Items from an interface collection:
== Segment start ==

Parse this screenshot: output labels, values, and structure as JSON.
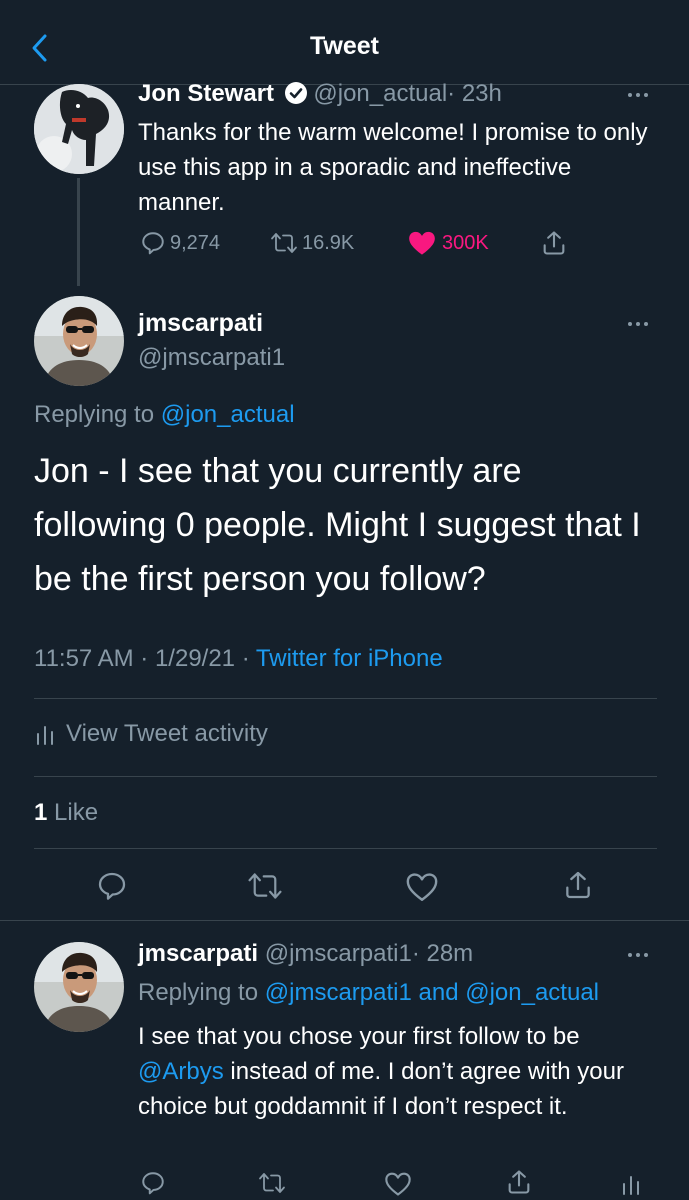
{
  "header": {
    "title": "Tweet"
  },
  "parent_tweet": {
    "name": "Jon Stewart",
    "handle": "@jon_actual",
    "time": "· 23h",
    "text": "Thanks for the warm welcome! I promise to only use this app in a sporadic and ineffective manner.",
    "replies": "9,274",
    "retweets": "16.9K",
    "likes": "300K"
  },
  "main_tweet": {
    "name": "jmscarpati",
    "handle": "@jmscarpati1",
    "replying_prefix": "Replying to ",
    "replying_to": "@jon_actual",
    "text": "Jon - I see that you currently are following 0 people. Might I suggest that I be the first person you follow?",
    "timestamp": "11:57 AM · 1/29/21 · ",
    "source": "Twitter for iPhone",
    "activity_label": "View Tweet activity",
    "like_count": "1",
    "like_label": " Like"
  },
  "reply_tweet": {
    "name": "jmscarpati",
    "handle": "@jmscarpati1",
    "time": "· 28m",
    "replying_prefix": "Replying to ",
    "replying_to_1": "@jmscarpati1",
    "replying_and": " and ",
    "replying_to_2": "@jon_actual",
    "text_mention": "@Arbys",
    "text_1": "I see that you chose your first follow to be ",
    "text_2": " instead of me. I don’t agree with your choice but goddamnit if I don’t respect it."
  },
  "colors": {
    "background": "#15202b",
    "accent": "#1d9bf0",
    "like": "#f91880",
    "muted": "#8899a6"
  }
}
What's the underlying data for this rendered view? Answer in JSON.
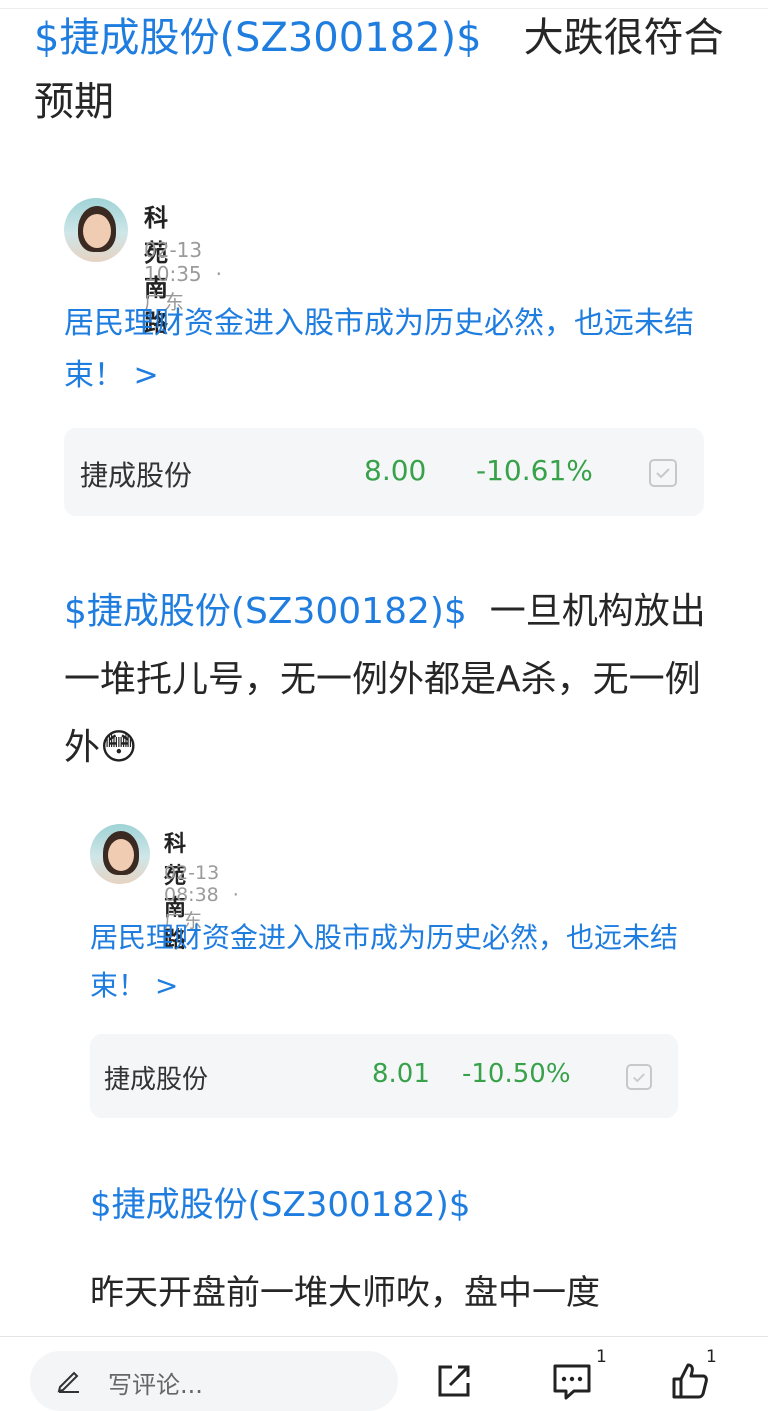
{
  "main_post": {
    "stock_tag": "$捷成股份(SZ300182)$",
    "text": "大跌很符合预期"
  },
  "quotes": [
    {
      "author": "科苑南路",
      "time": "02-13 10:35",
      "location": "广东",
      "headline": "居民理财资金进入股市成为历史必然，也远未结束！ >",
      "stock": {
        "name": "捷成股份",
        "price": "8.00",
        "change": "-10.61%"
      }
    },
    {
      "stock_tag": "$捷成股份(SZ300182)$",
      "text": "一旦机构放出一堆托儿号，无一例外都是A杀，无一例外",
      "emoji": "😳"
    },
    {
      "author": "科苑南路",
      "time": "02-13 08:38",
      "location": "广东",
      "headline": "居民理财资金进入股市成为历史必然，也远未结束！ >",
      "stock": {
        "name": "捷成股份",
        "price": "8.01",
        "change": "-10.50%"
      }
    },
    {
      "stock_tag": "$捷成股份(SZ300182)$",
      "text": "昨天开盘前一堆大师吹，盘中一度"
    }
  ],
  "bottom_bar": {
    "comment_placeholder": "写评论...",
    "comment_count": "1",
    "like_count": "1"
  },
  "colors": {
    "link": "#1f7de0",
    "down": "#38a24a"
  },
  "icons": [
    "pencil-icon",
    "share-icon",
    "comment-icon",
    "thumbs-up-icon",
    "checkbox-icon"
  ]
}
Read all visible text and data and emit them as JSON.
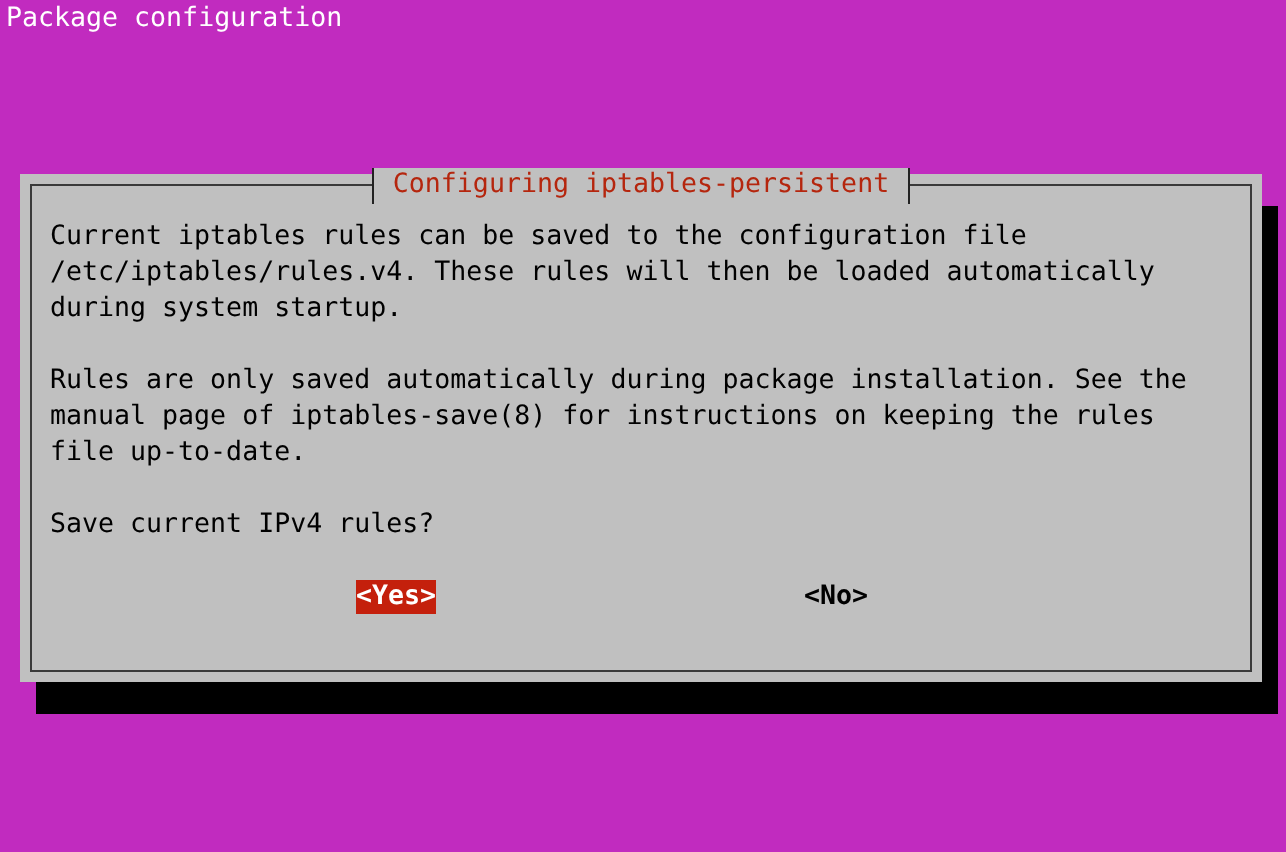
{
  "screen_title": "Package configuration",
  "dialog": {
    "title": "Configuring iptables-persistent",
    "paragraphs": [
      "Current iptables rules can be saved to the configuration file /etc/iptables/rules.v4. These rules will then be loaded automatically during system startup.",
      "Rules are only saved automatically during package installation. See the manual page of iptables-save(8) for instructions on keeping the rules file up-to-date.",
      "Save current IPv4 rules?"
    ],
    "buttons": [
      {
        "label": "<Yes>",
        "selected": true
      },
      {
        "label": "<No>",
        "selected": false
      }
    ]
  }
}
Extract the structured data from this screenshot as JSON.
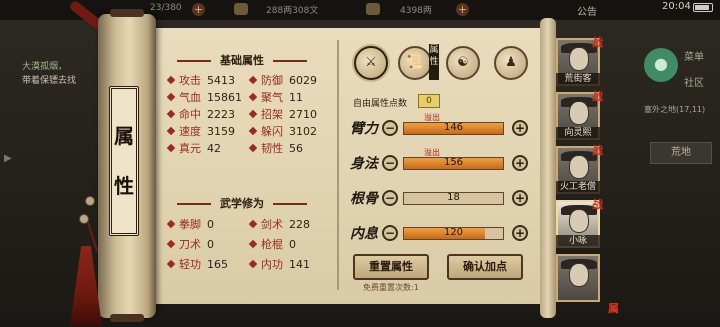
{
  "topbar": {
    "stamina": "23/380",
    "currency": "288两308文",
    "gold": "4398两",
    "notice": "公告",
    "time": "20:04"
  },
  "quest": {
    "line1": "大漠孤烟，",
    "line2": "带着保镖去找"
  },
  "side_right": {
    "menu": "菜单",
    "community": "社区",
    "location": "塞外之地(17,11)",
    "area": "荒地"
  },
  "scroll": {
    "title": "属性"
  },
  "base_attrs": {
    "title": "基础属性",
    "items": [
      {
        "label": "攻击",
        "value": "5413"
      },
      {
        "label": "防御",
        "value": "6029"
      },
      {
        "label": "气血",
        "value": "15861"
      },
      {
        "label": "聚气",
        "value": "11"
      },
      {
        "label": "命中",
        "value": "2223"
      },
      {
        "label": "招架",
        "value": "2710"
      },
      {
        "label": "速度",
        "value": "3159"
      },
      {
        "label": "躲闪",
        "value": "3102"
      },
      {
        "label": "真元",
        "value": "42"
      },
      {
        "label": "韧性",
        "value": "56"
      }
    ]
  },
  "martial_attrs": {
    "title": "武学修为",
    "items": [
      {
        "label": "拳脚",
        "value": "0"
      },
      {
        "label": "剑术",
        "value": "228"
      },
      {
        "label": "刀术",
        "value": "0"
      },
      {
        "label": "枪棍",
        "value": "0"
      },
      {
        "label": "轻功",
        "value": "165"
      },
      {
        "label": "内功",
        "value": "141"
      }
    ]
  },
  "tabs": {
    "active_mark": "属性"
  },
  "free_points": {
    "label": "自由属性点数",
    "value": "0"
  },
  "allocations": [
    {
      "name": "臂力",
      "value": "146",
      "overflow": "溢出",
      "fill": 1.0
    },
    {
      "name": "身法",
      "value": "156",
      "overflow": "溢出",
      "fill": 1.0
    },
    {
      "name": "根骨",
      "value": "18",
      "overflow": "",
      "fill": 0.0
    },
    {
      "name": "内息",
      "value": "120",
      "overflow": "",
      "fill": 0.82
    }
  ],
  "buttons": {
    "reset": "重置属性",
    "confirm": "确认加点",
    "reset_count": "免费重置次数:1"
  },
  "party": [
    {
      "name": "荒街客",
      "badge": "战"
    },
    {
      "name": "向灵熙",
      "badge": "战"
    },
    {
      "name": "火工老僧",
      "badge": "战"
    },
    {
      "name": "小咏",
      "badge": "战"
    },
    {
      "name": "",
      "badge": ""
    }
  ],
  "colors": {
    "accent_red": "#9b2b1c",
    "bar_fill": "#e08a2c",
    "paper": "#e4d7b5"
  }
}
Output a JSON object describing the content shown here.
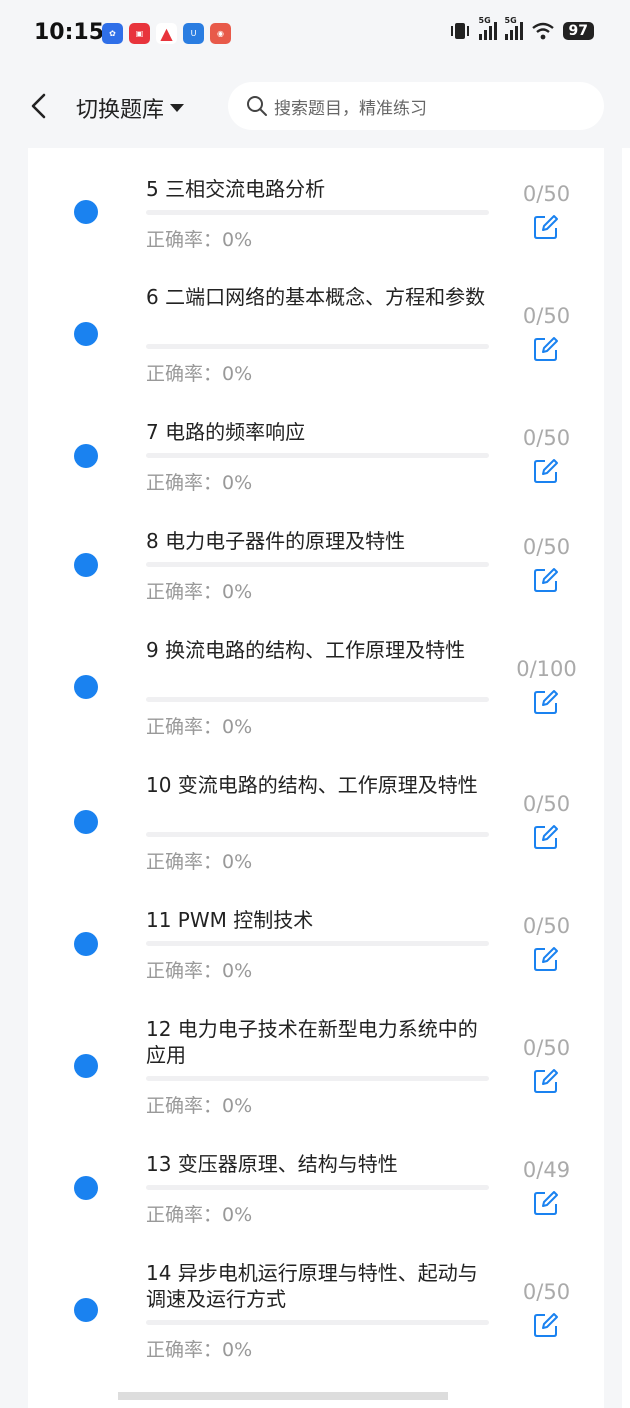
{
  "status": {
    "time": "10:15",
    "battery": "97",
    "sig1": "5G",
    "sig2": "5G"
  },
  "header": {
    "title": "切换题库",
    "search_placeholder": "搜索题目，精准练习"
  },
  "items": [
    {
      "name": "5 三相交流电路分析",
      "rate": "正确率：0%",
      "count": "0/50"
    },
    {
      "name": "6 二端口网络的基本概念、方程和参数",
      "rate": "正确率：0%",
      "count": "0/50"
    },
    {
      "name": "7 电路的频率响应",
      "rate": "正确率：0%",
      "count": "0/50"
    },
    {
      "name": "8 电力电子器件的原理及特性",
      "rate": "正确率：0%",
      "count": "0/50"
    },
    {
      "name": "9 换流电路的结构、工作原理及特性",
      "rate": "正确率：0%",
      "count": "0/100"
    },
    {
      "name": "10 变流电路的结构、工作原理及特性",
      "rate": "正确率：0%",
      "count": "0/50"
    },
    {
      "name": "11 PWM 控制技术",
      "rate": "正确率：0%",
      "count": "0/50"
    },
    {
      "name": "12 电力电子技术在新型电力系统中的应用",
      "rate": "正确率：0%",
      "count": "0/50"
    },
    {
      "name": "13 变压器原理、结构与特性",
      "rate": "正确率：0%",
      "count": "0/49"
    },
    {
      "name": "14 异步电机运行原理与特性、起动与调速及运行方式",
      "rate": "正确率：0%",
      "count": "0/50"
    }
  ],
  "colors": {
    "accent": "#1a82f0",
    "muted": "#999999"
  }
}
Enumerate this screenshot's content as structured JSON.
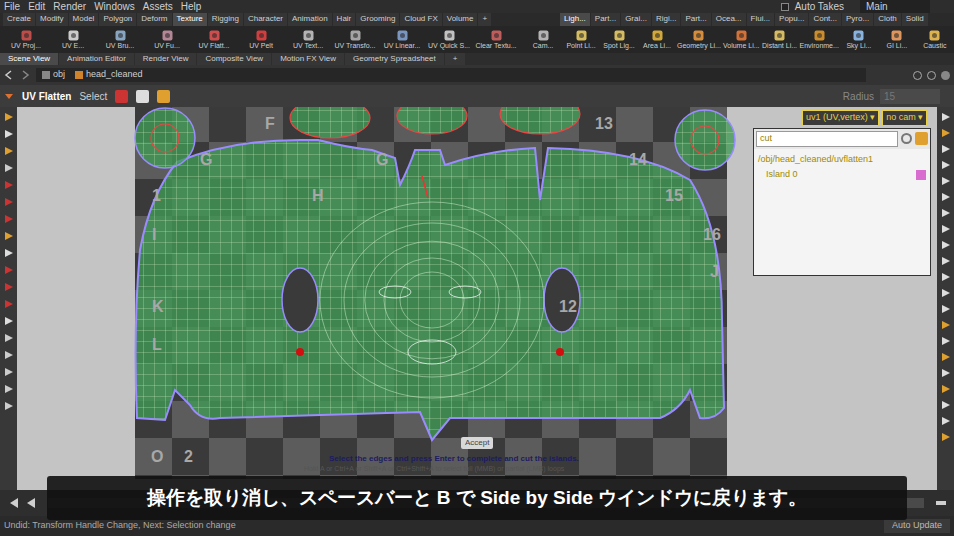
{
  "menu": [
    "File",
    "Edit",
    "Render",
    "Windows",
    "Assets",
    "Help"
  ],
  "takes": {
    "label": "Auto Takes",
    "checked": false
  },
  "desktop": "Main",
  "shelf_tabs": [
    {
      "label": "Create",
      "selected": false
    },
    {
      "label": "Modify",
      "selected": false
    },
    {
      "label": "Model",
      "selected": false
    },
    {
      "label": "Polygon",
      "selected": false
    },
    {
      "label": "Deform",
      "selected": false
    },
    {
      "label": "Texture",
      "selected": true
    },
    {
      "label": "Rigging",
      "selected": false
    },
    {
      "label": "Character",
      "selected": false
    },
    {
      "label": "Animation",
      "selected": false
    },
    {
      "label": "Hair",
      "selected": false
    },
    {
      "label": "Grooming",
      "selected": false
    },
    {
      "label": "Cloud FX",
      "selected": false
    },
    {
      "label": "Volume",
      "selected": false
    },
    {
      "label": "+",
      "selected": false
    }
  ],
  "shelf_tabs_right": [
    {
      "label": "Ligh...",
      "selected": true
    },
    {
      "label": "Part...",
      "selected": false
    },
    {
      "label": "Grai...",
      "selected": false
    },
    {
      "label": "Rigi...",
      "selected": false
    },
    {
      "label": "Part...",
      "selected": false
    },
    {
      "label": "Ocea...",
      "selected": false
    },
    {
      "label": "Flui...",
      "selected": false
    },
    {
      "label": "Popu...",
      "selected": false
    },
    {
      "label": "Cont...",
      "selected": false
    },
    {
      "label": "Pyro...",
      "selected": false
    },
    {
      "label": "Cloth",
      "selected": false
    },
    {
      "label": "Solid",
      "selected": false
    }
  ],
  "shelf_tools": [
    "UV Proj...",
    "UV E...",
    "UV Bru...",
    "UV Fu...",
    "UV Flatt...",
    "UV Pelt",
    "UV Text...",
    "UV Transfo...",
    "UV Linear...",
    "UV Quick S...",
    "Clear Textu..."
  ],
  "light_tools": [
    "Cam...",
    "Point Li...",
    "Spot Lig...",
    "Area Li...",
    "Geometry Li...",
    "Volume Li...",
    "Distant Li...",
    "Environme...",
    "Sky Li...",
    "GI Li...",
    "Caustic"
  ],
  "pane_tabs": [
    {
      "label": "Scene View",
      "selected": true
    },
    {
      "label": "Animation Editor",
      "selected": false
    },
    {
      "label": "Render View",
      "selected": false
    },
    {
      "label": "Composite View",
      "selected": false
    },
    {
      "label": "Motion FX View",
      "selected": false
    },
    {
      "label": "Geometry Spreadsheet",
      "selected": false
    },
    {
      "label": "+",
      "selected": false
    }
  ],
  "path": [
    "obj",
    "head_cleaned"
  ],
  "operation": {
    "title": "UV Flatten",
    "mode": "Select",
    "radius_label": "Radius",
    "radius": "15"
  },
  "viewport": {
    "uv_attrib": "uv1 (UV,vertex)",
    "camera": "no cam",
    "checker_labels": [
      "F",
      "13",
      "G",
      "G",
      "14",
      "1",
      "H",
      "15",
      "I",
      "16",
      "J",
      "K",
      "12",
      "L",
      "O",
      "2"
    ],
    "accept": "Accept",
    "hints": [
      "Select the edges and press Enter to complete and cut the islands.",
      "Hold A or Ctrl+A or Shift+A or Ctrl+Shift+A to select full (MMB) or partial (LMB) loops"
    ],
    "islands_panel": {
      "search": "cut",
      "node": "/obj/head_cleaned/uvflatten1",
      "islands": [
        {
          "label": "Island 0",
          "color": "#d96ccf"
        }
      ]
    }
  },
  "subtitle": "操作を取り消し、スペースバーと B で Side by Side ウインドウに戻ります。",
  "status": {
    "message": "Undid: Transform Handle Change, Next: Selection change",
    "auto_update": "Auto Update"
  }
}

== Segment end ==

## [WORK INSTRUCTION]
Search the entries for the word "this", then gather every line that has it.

## [RESPONSE]
Parse this screenshot: output labels, values, and structure as JSON.
    "text": "Thanks for the warm welcome! I promise to only use this app in a sporadic and ineffective manner.",
What's the underlying data for this rendered view? Answer in JSON.
Extract the structured data from this screenshot as JSON.
Enumerate this screenshot's content as structured JSON.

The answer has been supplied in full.